=== INPUT DATA ===
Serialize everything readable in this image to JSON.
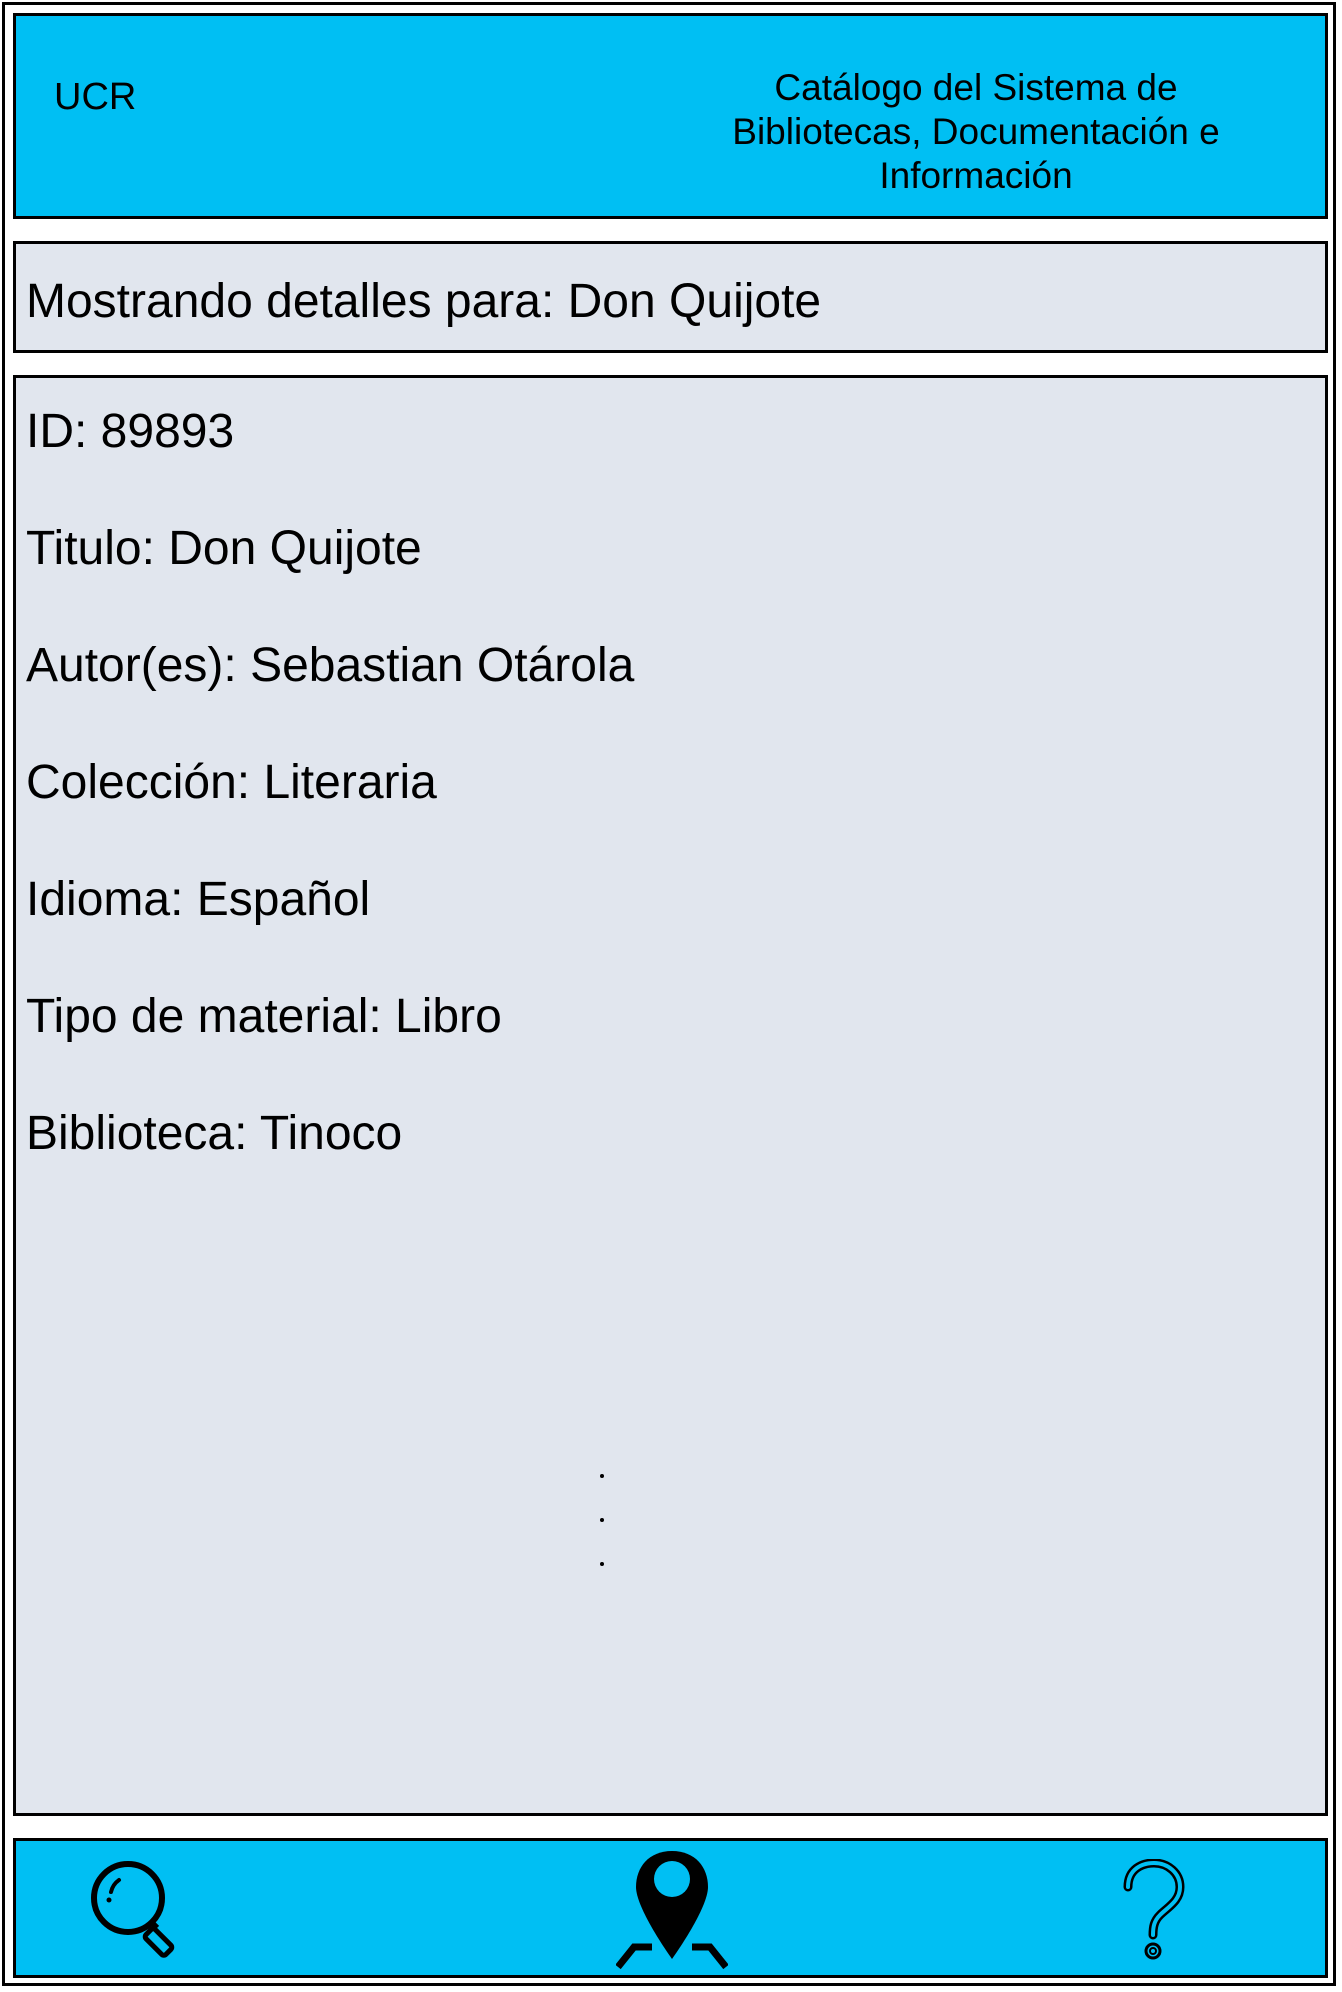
{
  "header": {
    "brand": "UCR",
    "title": "Catálogo del Sistema de Bibliotecas, Documentación e Información"
  },
  "summary": {
    "text": "Mostrando detalles para: Don Quijote"
  },
  "details": {
    "fields": [
      "ID: 89893",
      "Titulo: Don Quijote",
      "Autor(es): Sebastian Otárola",
      "Colección: Literaria",
      "Idioma: Español",
      "Tipo de material: Libro",
      "Biblioteca: Tinoco"
    ]
  },
  "footer": {
    "buttons": [
      {
        "icon": "search-icon"
      },
      {
        "icon": "map-pin-icon"
      },
      {
        "icon": "help-icon"
      }
    ]
  },
  "colors": {
    "bar": "#00bff3",
    "panel": "#e1e6ee",
    "border": "#000000"
  }
}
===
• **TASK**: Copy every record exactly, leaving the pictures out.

• **RESULT FOR THIS EXERCISE**:
Serialize everything readable in this image to JSON.
{
  "header": {
    "brand": "UCR",
    "title": "Catálogo del Sistema de Bibliotecas, Documentación e Información"
  },
  "summary": {
    "text": "Mostrando detalles para: Don Quijote"
  },
  "details": {
    "fields": [
      "ID: 89893",
      "Titulo: Don Quijote",
      "Autor(es): Sebastian Otárola",
      "Colección: Literaria",
      "Idioma: Español",
      "Tipo de material: Libro",
      "Biblioteca: Tinoco"
    ]
  },
  "footer": {
    "buttons": [
      {
        "icon": "search-icon"
      },
      {
        "icon": "map-pin-icon"
      },
      {
        "icon": "help-icon"
      }
    ]
  },
  "colors": {
    "bar": "#00bff3",
    "panel": "#e1e6ee",
    "border": "#000000"
  }
}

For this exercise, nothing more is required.